| ABOUT THIS TASK |
Repeat the entries that appear below, exactly and in full.

| App and web page records |
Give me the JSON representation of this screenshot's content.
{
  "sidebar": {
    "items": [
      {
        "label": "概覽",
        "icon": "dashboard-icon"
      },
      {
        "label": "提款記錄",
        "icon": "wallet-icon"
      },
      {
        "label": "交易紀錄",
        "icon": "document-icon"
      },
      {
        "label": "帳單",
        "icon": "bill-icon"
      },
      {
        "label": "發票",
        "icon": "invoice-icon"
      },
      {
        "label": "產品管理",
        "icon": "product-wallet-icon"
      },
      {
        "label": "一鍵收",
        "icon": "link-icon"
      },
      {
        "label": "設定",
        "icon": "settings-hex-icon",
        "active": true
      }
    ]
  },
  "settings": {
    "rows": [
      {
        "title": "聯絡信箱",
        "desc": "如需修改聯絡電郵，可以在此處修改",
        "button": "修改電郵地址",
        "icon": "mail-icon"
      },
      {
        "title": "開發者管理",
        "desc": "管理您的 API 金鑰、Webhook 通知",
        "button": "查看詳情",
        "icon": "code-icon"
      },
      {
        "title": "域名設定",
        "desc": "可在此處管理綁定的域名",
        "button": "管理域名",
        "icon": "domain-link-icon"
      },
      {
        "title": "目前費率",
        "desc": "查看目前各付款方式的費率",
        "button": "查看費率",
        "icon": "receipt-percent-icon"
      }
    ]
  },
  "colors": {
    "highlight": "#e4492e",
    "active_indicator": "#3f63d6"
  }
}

| RESPONSE |
Give me the JSON representation of this screenshot's content.
{
  "sidebar": {
    "items": [
      {
        "label": "概覽",
        "icon": "dashboard-icon"
      },
      {
        "label": "提款記錄",
        "icon": "wallet-icon"
      },
      {
        "label": "交易紀錄",
        "icon": "document-icon"
      },
      {
        "label": "帳單",
        "icon": "bill-icon"
      },
      {
        "label": "發票",
        "icon": "invoice-icon"
      },
      {
        "label": "產品管理",
        "icon": "product-wallet-icon"
      },
      {
        "label": "一鍵收",
        "icon": "link-icon"
      },
      {
        "label": "設定",
        "icon": "settings-hex-icon",
        "active": true
      }
    ]
  },
  "settings": {
    "rows": [
      {
        "title": "聯絡信箱",
        "desc": "如需修改聯絡電郵，可以在此處修改",
        "button": "修改電郵地址",
        "icon": "mail-icon"
      },
      {
        "title": "開發者管理",
        "desc": "管理您的 API 金鑰、Webhook 通知",
        "button": "查看詳情",
        "icon": "code-icon"
      },
      {
        "title": "域名設定",
        "desc": "可在此處管理綁定的域名",
        "button": "管理域名",
        "icon": "domain-link-icon"
      },
      {
        "title": "目前費率",
        "desc": "查看目前各付款方式的費率",
        "button": "查看費率",
        "icon": "receipt-percent-icon"
      }
    ]
  },
  "colors": {
    "highlight": "#e4492e",
    "active_indicator": "#3f63d6"
  }
}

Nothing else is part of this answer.